WORK REQUEST: Only the number is wanted: how many lines of the data contain "Ronja"?

MATERIAL SUPPLIED START

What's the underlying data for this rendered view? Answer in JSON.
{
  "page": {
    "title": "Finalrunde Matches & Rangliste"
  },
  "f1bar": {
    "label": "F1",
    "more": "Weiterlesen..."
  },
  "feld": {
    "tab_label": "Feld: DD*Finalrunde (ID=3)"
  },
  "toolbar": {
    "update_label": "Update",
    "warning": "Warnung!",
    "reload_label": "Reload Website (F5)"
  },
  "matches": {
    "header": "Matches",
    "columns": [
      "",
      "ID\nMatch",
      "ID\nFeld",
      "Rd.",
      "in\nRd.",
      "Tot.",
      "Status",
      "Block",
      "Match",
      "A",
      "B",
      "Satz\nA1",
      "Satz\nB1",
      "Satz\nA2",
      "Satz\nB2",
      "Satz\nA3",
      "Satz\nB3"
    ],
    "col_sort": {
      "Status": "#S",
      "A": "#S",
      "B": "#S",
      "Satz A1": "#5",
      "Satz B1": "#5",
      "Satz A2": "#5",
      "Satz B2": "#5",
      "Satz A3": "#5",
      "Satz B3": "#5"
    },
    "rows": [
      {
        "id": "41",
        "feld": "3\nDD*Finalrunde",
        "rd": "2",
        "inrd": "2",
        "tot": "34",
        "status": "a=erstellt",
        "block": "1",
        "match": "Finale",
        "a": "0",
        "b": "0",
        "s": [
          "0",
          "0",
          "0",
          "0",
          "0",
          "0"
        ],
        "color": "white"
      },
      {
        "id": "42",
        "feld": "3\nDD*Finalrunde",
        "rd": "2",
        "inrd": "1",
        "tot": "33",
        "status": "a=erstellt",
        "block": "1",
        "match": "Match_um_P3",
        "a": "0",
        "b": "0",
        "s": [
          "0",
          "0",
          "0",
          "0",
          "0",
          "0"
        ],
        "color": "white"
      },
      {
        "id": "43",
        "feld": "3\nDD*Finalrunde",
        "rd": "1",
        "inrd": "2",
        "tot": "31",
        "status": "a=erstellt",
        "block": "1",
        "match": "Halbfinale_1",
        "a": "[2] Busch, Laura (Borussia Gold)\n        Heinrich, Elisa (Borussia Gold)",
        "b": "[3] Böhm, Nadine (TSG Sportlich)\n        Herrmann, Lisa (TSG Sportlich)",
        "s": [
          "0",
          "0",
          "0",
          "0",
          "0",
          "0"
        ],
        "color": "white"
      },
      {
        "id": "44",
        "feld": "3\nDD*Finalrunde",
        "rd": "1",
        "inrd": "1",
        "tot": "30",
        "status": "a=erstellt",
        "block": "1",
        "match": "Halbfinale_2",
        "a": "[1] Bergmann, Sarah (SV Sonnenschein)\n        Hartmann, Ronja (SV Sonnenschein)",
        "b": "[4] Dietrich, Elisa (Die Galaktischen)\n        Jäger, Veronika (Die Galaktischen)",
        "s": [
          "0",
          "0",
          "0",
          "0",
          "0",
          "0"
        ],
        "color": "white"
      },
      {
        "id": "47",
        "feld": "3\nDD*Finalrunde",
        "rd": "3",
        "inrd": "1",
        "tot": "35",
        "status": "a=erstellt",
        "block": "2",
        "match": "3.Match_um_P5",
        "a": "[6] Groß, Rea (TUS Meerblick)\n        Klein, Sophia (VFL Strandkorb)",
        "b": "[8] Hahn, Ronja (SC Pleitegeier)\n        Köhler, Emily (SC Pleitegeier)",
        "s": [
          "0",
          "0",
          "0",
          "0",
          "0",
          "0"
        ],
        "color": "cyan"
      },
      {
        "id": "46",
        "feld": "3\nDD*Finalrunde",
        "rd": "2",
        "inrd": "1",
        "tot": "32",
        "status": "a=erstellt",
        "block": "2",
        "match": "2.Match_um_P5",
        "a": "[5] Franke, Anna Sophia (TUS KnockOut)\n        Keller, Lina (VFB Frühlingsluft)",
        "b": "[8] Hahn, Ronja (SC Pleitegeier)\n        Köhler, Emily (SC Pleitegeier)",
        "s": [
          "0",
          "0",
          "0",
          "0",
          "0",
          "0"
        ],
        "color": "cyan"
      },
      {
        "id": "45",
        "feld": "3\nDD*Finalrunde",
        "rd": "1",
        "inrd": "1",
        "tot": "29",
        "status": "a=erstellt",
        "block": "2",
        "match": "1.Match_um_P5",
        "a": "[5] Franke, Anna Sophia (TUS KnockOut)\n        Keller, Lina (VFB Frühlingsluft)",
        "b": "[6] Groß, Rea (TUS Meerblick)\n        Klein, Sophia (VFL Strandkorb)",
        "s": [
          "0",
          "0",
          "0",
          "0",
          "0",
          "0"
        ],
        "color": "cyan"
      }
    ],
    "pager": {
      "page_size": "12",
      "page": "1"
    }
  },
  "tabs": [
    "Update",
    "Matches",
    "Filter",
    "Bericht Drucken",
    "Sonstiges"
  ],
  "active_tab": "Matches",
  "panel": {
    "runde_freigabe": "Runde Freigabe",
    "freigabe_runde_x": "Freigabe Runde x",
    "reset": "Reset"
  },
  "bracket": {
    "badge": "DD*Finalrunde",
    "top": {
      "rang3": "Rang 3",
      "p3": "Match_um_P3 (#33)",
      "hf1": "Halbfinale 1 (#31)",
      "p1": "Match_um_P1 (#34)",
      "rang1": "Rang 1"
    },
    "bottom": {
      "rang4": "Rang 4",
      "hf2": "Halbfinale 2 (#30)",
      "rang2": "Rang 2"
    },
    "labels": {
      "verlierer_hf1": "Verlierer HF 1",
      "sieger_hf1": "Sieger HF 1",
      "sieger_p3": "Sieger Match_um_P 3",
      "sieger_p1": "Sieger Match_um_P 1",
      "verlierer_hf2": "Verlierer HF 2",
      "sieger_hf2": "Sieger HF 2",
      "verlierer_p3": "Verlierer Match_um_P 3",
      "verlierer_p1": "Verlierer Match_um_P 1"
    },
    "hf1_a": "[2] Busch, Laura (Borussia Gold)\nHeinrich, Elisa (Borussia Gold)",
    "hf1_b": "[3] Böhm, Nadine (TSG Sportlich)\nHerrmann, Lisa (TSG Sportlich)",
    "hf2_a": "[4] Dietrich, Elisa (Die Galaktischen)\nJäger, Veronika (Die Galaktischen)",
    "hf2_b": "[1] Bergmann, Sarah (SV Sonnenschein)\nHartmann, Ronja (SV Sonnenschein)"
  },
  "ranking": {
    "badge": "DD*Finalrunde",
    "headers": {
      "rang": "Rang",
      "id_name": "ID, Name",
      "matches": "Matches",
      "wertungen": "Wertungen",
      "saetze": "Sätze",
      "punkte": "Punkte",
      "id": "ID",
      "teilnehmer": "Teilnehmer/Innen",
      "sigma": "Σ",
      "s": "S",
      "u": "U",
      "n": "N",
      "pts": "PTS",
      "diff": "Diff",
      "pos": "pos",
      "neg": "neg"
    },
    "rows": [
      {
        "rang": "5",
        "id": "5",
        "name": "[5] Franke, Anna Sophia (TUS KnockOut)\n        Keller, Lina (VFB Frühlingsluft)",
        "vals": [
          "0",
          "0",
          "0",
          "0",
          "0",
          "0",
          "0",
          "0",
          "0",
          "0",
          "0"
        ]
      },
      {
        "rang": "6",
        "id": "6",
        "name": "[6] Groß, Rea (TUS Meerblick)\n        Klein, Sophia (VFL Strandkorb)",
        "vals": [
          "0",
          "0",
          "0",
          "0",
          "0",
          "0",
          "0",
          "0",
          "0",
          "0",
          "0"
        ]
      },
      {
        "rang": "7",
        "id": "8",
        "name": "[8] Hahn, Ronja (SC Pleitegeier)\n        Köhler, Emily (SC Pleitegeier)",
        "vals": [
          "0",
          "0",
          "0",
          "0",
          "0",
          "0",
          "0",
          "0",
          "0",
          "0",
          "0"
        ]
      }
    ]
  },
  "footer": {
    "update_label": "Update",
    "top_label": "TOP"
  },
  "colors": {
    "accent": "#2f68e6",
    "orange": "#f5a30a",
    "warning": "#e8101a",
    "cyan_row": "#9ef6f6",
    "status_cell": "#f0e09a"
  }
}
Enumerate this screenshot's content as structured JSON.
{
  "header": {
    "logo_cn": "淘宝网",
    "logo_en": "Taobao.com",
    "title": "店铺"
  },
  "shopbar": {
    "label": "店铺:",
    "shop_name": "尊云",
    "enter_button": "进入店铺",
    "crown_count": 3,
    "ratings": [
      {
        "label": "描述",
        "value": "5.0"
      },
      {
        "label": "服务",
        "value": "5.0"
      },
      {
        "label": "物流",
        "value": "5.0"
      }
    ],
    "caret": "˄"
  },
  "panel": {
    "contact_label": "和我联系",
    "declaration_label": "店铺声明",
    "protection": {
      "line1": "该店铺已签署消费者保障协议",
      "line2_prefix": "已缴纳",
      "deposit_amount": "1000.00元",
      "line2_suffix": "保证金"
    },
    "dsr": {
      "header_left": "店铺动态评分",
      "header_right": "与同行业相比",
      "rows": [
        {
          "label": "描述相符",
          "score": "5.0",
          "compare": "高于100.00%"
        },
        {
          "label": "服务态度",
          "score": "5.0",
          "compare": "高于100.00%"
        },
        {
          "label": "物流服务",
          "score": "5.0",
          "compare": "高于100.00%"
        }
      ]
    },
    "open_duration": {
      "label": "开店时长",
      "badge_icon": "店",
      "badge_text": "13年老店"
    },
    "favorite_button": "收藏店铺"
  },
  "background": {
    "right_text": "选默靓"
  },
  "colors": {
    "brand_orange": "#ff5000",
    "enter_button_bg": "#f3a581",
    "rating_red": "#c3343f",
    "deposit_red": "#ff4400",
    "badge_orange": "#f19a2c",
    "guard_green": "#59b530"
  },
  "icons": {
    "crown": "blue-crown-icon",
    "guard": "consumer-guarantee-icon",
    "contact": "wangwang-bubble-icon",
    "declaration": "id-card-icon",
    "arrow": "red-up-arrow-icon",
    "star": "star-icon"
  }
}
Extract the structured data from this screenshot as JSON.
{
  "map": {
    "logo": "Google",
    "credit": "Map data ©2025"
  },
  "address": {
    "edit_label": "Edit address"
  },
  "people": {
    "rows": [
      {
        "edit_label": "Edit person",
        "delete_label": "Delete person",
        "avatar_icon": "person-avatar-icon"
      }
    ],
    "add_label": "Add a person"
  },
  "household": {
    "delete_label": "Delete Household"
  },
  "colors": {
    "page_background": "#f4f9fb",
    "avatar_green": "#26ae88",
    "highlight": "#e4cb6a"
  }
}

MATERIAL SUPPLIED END

RESULT FOR THIS TASK: 5